Items from an interface collection:
----------
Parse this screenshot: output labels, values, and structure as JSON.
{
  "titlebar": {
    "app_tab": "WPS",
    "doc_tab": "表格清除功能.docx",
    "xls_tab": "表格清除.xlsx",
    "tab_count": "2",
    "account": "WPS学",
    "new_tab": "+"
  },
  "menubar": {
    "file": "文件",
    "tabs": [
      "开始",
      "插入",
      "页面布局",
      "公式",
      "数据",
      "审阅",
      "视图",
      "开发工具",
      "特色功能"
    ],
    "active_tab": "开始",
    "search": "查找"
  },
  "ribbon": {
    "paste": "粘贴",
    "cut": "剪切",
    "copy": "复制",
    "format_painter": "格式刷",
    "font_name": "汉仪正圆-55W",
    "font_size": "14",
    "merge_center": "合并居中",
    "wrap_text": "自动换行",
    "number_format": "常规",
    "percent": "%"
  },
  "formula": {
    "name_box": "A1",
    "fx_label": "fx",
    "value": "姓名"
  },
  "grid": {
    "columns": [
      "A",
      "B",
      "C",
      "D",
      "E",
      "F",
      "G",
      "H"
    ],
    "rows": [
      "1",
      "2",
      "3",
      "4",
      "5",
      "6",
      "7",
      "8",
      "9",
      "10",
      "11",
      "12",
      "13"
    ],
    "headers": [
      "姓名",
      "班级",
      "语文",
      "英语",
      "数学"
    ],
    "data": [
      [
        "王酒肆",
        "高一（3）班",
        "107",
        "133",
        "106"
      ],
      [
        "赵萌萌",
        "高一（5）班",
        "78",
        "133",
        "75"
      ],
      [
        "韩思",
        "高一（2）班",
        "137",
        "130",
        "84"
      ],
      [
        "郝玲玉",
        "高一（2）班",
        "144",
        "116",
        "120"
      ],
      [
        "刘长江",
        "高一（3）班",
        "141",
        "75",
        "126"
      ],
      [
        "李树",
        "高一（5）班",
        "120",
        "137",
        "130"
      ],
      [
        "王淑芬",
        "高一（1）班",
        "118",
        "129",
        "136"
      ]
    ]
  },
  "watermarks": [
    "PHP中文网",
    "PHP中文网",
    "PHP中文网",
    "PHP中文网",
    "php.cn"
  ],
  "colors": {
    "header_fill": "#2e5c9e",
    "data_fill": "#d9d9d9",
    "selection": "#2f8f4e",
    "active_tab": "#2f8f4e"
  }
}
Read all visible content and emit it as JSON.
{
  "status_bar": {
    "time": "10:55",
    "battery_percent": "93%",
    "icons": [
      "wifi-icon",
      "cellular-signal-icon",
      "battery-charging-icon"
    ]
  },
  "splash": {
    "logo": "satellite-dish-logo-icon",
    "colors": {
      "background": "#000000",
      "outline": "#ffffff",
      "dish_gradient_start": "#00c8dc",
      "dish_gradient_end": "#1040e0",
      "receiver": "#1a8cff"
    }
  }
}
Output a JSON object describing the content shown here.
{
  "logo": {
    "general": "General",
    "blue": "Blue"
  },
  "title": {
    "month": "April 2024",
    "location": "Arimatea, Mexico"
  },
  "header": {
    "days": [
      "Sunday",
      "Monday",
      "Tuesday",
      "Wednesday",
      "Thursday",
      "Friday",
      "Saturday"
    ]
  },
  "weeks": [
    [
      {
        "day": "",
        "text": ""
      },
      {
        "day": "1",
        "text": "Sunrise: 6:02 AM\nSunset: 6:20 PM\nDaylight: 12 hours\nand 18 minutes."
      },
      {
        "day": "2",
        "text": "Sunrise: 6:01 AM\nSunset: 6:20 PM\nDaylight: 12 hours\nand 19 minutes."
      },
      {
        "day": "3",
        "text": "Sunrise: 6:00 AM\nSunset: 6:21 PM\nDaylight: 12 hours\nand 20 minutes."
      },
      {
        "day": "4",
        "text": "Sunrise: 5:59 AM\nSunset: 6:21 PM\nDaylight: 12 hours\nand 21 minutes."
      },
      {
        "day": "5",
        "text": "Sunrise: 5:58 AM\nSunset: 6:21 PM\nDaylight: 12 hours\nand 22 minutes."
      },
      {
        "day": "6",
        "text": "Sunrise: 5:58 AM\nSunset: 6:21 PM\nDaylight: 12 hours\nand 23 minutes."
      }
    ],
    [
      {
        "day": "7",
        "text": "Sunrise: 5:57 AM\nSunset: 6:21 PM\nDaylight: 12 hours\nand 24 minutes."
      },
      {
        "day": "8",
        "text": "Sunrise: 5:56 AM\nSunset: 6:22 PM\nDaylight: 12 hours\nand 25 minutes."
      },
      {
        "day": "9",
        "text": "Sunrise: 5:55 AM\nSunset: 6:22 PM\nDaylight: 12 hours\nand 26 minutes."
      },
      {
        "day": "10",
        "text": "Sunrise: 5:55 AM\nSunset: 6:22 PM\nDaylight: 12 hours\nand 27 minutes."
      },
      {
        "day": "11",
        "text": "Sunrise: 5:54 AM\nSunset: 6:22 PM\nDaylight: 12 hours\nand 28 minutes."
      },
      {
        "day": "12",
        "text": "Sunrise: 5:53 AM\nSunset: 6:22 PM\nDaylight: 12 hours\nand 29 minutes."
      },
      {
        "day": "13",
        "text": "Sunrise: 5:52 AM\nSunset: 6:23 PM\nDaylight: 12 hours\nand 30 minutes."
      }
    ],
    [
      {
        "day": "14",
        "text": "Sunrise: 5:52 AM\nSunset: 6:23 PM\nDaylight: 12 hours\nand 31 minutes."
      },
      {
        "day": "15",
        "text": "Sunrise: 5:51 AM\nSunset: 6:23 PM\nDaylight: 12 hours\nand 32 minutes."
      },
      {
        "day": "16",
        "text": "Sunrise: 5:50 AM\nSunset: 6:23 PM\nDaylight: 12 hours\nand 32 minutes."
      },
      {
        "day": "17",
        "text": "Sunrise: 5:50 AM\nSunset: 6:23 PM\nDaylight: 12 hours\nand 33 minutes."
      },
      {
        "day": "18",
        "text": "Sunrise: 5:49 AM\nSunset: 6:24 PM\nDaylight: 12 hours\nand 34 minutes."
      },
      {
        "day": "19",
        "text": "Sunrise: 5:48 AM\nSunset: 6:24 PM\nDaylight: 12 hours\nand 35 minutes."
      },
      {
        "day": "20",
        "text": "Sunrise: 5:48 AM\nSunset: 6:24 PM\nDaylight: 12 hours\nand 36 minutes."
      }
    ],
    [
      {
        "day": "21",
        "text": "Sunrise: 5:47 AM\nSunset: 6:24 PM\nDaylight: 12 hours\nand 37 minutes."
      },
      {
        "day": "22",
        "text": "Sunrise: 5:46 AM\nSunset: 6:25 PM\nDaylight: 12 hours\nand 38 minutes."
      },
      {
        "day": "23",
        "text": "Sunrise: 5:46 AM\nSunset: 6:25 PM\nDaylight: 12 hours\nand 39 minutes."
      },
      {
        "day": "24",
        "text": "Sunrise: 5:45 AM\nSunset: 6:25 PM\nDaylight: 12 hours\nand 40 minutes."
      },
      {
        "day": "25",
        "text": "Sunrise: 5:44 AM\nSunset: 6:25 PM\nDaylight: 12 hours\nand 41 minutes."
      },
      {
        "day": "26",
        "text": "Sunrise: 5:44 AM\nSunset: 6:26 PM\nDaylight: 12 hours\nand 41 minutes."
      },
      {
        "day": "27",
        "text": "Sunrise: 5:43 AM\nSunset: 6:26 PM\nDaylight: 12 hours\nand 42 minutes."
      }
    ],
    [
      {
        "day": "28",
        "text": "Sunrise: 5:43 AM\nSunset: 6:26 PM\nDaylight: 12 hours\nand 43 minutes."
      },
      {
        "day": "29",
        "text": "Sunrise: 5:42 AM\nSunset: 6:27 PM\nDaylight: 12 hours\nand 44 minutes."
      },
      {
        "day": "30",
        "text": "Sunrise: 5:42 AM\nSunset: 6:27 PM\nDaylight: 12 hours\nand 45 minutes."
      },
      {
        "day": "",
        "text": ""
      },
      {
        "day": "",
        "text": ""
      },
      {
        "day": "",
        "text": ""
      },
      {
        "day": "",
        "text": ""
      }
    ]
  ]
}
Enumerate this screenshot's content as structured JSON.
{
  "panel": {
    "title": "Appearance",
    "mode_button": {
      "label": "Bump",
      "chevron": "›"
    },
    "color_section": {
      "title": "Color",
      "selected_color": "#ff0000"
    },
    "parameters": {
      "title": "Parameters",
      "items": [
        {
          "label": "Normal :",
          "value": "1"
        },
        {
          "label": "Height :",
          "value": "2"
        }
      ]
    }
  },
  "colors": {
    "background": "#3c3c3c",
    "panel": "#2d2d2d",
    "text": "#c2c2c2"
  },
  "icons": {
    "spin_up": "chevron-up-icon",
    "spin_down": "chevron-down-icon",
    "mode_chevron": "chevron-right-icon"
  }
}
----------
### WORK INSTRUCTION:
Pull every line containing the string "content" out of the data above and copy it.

### RESULT:
Read all visible content and emit it as JSON.
Output a JSON object describing the content shown here.
Enumerate this screenshot's content as structured JSON.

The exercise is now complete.